in some instances have been inadvertently repeated. Notwithstanding considerable care has been used to make this volume accurate, upon a review, some few omissions of Titles have been discovered, and some erroneous dates, which, from the nature of the undertaking, it was hardly possible in a first edition to avoid. It will be my constant effort to make such corrections and additions as a further study of the subject may reveal and require, and I earnestly request that Gentlemen into whose hands the work may chance to come, will have the kindness to communicate to me through my publishers all mistakes and omitted Titles or Notes, which may be noticed, in order that they may be used in a future edition, provided the present should be sufficiently approved of, to require another. It was my intention to have inserted an Introduction explanatory of the judicial adoption and authority of Foreign works in our Courts, with some account of the Legislation upon the subject, and the authority of the Federal Court and State Reports in each other's tribunals, but the volume has already attained a size beyond the original estimate, and I do not feel at liberty to increase its expense by additional matter. "This is a vessel I confess ill and weakly built, yet doth it adventure into the vast Ocean of your censures; Gentlemen, who are Antiquarians, Lawyers, and Historians."
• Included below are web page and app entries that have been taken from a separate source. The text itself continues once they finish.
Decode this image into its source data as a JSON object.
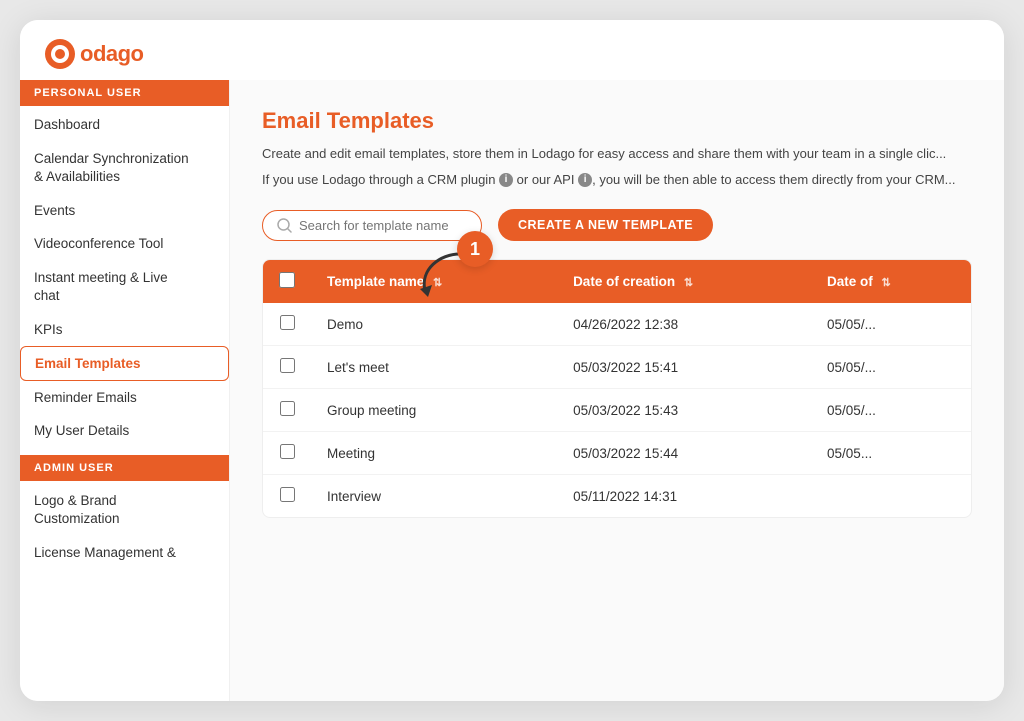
{
  "logo": {
    "text": "odago",
    "icon_label": "lodago-logo-icon"
  },
  "sidebar": {
    "personal_section_label": "PERSONAL USER",
    "admin_section_label": "ADMIN USER",
    "personal_items": [
      {
        "id": "dashboard",
        "label": "Dashboard",
        "active": false
      },
      {
        "id": "calendar-sync",
        "label": "Calendar Synchronization & Availabilities",
        "active": false,
        "multiline": true
      },
      {
        "id": "events",
        "label": "Events",
        "active": false
      },
      {
        "id": "videoconference",
        "label": "Videoconference Tool",
        "active": false
      },
      {
        "id": "instant-meeting",
        "label": "Instant meeting & Live chat",
        "active": false,
        "multiline": true
      },
      {
        "id": "kpis",
        "label": "KPIs",
        "active": false
      },
      {
        "id": "email-templates",
        "label": "Email Templates",
        "active": true
      },
      {
        "id": "reminder-emails",
        "label": "Reminder Emails",
        "active": false
      },
      {
        "id": "my-user-details",
        "label": "My User Details",
        "active": false
      }
    ],
    "admin_items": [
      {
        "id": "logo-brand",
        "label": "Logo & Brand Customization",
        "active": false,
        "multiline": true
      },
      {
        "id": "license-management",
        "label": "License Management &",
        "active": false
      }
    ]
  },
  "main": {
    "page_title": "Email Templates",
    "description1": "Create and edit email templates, store them in Lodago for easy access and share them with your team in a single clic...",
    "description2": "If you use Lodago through a CRM plugin  or our API , you will be then able to access them directly from your CRM...",
    "search_placeholder": "Search for template name",
    "create_button_label": "CREATE A NEW TEMPLATE",
    "step_badge": "1",
    "table": {
      "columns": [
        {
          "id": "checkbox",
          "label": "",
          "sortable": false
        },
        {
          "id": "template-name",
          "label": "Template name",
          "sortable": true
        },
        {
          "id": "date-of-creation",
          "label": "Date of creation",
          "sortable": true
        },
        {
          "id": "date-of",
          "label": "Date of",
          "sortable": true
        }
      ],
      "rows": [
        {
          "id": 1,
          "name": "Demo",
          "date_creation": "04/26/2022 12:38",
          "date_of": "05/05/..."
        },
        {
          "id": 2,
          "name": "Let's meet",
          "date_creation": "05/03/2022 15:41",
          "date_of": "05/05/..."
        },
        {
          "id": 3,
          "name": "Group meeting",
          "date_creation": "05/03/2022 15:43",
          "date_of": "05/05/..."
        },
        {
          "id": 4,
          "name": "Meeting",
          "date_creation": "05/03/2022 15:44",
          "date_of": "05/05..."
        },
        {
          "id": 5,
          "name": "Interview",
          "date_creation": "05/11/2022 14:31",
          "date_of": ""
        }
      ]
    }
  },
  "colors": {
    "brand_orange": "#e85d26",
    "white": "#ffffff",
    "text_dark": "#333333",
    "text_gray": "#999999"
  }
}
J. G. M.
Feb. 13th, 1847.
A. a.(a) B. b. Accepted.
Ab. Sh., or Abb. L. S. Abbott on the Law of Shipping.
Abr. Ca. Eq. Abridgment of Cases in Equity.
Acc. Accursii Glossa, Accord.
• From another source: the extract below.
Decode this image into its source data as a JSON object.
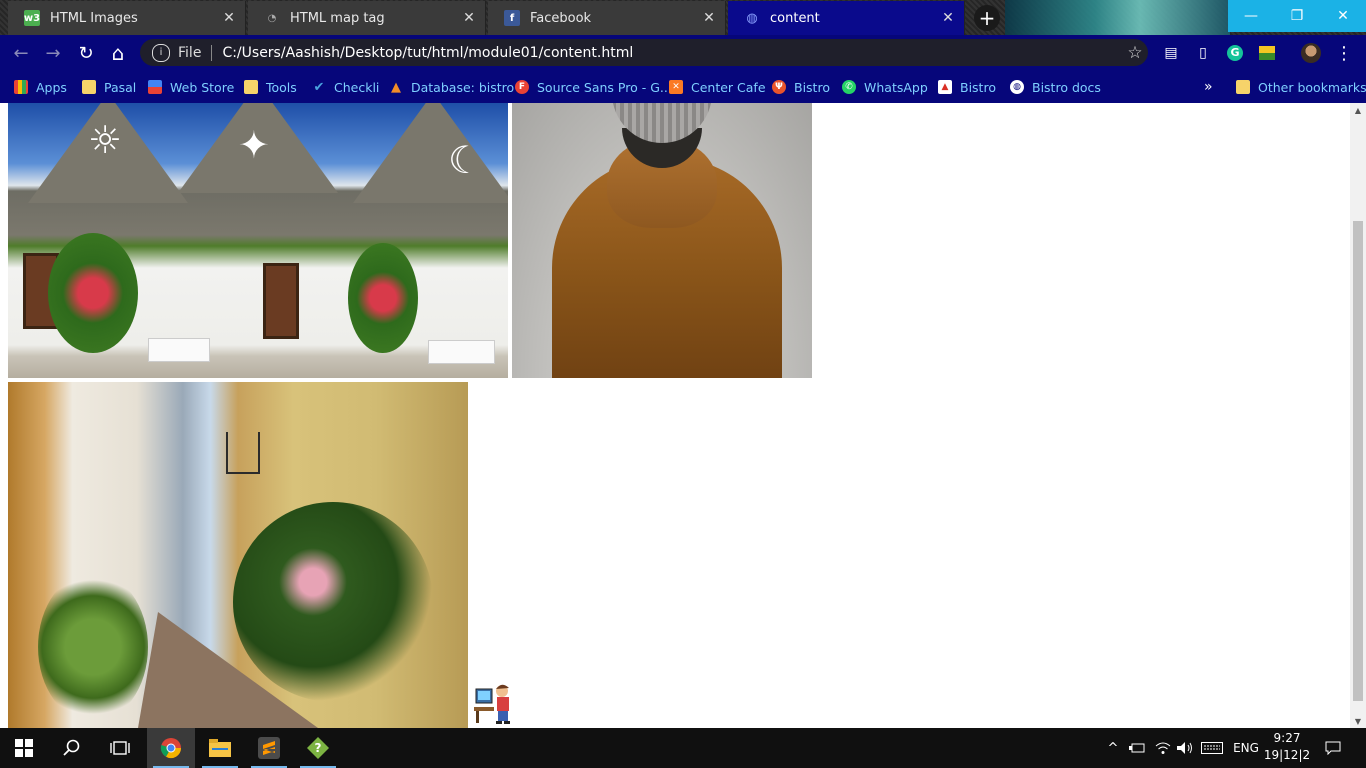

A. S. Act of Sederunt.
Act. Acton's Reports.
Act. Reg.(c) Acta Regia.
Ad. Eject. Adams on Ejectment.
A., or Addis. Addison's Reports.
Adj. Adjudged, Adjourned.
A. & E., or Ad. & El. Adolphus and Ellis' Reports.
A. & E., N. S.C(d) Adolphus and Ellis' Reports, New Series.
Adm. Admitted, Admiralty, Administrator.
Ag., or Agr. Agreed, Agreement.
Aik. Aiken's Reports.
Ala. Alabama Reports.
Al. & Nap. Alcock and Napier's Reports.
A. Prin. Alison's Principles of the Criminal Law.
(a) In law books, A. is used to designate that the paging is the first of that number in the book, and D. that a number used at the top of a page denoting the folio is the second number of the same page; e. g. 26 a., 26 b. A similar use is made of the first letters of the alphabet when an author wishes to insert a new section in the body of his work, without changing the number of sections; o. g. $ 26, $ 26 a., $ 26 b., &c. For other uses of the letters of the alphabet see Encyclopedia Britannica.
(b) In old law books, this abbreviation sometimes refers to Dalton's Abridgment of the Office of Sheriffs.
(c) This work is an abridgment or abstract of Rymer's Fædera.
(3) These Reports are also cited as 1,2, &c, Queen's Bench Reports; c. g. 1 Q. B., is the same as 1 A. & E., N. 8., and so of the other volumes of the New Series.